Aim of the exercise = Your task is to work out how many lines in the data include the word "Boot". Reply with the number alone.
** Opening Source records block **
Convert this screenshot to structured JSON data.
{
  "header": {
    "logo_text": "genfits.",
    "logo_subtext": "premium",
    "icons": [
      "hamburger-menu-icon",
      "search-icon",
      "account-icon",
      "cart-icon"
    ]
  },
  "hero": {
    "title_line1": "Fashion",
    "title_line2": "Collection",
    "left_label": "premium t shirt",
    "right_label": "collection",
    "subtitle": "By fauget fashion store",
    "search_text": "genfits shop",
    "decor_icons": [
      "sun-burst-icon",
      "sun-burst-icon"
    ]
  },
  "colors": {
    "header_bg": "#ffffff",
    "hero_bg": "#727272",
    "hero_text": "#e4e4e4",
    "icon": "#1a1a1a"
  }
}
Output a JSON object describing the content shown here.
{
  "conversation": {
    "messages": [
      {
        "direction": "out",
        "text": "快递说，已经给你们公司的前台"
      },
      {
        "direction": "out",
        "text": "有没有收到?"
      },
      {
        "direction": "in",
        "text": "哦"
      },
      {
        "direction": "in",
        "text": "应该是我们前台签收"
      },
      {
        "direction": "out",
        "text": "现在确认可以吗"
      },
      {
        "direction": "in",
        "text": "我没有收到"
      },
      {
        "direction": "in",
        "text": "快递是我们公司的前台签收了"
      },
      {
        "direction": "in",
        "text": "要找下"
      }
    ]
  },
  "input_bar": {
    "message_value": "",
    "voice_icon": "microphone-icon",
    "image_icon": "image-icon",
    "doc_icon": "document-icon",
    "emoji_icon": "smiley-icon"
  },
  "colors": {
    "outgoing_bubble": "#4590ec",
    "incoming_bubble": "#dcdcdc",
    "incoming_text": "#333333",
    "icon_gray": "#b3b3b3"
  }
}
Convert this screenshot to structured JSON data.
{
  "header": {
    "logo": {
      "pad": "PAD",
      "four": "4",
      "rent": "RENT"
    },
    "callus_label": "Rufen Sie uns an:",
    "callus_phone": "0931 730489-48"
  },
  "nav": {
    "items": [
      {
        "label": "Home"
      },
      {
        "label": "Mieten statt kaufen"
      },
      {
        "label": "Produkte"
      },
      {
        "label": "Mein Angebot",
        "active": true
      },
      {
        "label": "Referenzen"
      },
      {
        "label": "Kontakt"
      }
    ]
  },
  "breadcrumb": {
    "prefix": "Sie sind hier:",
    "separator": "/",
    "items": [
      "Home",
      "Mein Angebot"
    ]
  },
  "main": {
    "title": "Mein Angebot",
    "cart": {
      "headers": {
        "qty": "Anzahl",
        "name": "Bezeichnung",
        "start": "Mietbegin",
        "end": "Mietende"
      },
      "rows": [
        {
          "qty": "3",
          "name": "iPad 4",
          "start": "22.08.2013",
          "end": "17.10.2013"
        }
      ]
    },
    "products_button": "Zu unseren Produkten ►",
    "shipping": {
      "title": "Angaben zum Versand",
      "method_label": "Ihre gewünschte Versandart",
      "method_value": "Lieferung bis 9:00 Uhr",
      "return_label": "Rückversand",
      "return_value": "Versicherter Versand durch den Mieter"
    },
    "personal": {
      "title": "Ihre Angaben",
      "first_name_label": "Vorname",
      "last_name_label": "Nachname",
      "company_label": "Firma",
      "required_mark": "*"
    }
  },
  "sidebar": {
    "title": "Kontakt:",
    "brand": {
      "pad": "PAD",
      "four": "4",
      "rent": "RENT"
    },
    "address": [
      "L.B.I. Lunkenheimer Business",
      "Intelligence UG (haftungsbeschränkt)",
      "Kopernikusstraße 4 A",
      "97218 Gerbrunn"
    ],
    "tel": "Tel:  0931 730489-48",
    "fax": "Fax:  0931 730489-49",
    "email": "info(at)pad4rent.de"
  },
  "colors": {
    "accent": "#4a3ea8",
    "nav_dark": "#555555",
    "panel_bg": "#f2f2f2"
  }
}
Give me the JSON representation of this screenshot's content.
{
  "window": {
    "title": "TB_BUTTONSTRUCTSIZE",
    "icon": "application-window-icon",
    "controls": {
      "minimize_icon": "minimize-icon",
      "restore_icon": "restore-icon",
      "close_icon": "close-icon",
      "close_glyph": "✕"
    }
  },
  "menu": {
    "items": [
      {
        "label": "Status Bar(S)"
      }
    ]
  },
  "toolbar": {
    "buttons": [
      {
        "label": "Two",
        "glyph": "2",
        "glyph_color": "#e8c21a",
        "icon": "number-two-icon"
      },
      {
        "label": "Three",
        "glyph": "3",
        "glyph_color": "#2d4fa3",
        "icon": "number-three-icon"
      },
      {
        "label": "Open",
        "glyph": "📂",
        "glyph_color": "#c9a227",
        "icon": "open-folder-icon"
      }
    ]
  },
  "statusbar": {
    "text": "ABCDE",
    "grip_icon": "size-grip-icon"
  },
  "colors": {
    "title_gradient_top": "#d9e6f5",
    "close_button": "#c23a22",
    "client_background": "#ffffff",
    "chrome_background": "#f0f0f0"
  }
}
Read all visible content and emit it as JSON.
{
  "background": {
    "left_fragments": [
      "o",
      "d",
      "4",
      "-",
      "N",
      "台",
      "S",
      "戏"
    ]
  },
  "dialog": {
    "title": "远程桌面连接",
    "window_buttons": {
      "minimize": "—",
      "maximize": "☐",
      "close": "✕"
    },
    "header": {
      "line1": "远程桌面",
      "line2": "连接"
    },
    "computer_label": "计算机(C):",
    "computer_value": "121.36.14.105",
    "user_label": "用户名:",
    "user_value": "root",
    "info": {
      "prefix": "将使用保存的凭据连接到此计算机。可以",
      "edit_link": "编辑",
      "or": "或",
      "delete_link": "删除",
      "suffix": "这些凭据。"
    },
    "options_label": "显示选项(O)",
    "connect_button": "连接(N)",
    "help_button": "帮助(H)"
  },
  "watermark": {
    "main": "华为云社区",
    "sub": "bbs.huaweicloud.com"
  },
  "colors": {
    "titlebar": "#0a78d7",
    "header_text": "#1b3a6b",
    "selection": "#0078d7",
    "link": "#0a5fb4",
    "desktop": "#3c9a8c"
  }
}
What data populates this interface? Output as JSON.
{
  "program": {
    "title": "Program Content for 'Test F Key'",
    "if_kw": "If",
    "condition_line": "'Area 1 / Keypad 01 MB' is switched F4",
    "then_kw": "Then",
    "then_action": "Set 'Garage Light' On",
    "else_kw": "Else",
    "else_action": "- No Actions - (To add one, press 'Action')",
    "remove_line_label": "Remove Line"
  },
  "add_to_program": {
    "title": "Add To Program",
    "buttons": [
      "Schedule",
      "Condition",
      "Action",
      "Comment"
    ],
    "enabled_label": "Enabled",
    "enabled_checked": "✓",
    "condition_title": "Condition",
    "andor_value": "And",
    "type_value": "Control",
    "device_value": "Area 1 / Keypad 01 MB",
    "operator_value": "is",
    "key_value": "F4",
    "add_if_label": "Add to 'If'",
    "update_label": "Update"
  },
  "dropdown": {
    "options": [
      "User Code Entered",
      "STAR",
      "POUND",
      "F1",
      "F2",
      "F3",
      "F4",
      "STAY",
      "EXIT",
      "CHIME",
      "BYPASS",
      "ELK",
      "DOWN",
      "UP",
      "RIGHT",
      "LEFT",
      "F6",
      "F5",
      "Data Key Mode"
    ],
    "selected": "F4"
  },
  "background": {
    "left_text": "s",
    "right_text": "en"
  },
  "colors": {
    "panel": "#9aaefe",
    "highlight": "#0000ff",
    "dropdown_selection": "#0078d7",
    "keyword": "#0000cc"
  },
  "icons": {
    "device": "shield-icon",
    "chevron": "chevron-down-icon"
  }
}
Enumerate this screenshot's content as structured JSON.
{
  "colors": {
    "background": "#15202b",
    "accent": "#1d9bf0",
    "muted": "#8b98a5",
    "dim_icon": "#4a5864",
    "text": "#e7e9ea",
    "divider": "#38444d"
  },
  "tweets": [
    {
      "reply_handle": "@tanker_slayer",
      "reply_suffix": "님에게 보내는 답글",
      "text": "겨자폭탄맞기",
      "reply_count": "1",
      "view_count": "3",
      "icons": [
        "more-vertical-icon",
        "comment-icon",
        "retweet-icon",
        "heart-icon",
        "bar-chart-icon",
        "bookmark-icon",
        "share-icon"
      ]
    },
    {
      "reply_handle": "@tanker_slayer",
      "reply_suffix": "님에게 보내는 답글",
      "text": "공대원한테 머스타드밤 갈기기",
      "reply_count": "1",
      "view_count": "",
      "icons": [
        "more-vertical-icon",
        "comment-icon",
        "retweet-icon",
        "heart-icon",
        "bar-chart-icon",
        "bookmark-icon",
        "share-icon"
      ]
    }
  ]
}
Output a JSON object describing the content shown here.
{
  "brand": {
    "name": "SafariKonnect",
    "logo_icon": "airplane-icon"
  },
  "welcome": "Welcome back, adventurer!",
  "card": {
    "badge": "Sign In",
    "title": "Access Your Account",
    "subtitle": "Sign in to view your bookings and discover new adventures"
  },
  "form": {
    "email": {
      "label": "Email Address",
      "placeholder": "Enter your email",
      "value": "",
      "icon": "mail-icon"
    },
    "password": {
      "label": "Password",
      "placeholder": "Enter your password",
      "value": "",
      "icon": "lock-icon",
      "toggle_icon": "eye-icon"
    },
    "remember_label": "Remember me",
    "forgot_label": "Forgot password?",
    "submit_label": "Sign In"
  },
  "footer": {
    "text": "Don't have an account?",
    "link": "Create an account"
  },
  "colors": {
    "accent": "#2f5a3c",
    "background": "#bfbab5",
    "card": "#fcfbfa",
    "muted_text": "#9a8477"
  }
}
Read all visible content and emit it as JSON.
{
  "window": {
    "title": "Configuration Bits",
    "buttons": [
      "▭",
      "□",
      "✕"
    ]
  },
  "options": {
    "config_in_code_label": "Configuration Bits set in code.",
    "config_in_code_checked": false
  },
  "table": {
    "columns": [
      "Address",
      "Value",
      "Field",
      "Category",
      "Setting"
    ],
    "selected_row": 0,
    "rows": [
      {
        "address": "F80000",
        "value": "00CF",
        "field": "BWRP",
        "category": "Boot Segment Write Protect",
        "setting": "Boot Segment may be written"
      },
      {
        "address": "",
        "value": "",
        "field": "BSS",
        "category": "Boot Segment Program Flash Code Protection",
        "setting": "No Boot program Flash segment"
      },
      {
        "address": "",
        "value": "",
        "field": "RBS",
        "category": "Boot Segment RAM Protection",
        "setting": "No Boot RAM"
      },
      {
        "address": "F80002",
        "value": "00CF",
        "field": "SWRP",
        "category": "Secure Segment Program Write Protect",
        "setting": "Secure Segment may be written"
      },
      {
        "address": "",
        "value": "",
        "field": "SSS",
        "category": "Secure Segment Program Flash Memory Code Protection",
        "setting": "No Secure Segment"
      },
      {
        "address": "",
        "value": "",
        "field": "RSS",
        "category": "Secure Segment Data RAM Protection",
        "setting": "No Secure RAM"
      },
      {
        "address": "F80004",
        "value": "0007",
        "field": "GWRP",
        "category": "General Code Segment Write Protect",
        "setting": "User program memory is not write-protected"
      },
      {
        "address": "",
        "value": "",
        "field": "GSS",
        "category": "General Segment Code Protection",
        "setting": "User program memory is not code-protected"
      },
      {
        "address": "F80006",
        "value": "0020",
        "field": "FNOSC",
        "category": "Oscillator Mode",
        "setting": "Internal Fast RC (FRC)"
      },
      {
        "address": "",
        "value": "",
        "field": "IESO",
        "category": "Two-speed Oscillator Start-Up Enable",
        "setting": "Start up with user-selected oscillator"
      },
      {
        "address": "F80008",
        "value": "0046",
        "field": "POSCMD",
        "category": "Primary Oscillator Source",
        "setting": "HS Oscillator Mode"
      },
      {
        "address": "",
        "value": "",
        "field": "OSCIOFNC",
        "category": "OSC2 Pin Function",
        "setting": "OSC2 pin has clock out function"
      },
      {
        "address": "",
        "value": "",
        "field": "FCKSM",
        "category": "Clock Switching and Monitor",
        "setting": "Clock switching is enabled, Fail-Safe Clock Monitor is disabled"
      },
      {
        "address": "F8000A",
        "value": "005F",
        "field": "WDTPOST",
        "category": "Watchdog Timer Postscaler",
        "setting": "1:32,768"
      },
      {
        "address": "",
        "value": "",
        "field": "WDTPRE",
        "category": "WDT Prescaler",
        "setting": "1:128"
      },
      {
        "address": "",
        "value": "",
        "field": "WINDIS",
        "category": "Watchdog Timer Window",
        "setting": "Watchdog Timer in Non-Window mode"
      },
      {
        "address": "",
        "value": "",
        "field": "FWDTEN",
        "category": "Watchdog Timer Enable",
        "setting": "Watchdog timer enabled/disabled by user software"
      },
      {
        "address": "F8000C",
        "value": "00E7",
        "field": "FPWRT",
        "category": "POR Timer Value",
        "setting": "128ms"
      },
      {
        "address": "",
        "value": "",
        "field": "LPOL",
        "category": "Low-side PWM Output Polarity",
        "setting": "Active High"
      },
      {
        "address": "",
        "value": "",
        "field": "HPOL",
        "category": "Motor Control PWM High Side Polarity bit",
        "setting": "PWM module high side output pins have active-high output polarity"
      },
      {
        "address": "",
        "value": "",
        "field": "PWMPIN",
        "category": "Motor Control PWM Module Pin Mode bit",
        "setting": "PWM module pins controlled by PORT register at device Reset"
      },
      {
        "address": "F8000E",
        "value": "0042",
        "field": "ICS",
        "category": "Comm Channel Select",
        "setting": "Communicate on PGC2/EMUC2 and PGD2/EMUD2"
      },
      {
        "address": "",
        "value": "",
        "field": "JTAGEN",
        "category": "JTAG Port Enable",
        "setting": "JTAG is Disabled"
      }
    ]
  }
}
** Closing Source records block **
Response = 6